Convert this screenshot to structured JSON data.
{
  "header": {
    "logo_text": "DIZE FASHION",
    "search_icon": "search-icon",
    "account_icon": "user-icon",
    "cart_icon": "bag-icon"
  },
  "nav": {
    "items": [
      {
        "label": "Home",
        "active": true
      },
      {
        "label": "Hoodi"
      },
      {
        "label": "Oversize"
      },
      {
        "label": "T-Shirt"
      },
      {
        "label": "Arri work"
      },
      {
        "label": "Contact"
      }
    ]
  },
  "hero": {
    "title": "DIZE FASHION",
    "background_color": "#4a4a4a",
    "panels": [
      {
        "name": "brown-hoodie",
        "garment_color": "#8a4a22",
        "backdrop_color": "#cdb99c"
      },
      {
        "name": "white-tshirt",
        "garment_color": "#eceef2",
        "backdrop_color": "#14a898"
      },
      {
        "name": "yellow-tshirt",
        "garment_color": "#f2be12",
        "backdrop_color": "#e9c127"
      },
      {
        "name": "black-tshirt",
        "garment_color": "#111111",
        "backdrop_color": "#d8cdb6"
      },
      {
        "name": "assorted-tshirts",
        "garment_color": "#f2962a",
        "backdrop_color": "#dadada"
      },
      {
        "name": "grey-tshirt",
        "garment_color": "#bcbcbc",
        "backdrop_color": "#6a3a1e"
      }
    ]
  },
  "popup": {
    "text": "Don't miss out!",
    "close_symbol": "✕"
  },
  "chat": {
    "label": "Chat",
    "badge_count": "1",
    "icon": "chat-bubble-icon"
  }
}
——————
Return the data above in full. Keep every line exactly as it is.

**Written reply**
Convert this screenshot to structured JSON data.
{
  "header": {
    "logo_text": "DIZE FASHION",
    "search_icon": "search-icon",
    "account_icon": "user-icon",
    "cart_icon": "bag-icon"
  },
  "nav": {
    "items": [
      {
        "label": "Home",
        "active": true
      },
      {
        "label": "Hoodi"
      },
      {
        "label": "Oversize"
      },
      {
        "label": "T-Shirt"
      },
      {
        "label": "Arri work"
      },
      {
        "label": "Contact"
      }
    ]
  },
  "hero": {
    "title": "DIZE FASHION",
    "background_color": "#4a4a4a",
    "panels": [
      {
        "name": "brown-hoodie",
        "garment_color": "#8a4a22",
        "backdrop_color": "#cdb99c"
      },
      {
        "name": "white-tshirt",
        "garment_color": "#eceef2",
        "backdrop_color": "#14a898"
      },
      {
        "name": "yellow-tshirt",
        "garment_color": "#f2be12",
        "backdrop_color": "#e9c127"
      },
      {
        "name": "black-tshirt",
        "garment_color": "#111111",
        "backdrop_color": "#d8cdb6"
      },
      {
        "name": "assorted-tshirts",
        "garment_color": "#f2962a",
        "backdrop_color": "#dadada"
      },
      {
        "name": "grey-tshirt",
        "garment_color": "#bcbcbc",
        "backdrop_color": "#6a3a1e"
      }
    ]
  },
  "popup": {
    "text": "Don't miss out!",
    "close_symbol": "✕"
  },
  "chat": {
    "label": "Chat",
    "badge_count": "1",
    "icon": "chat-bubble-icon"
  }
}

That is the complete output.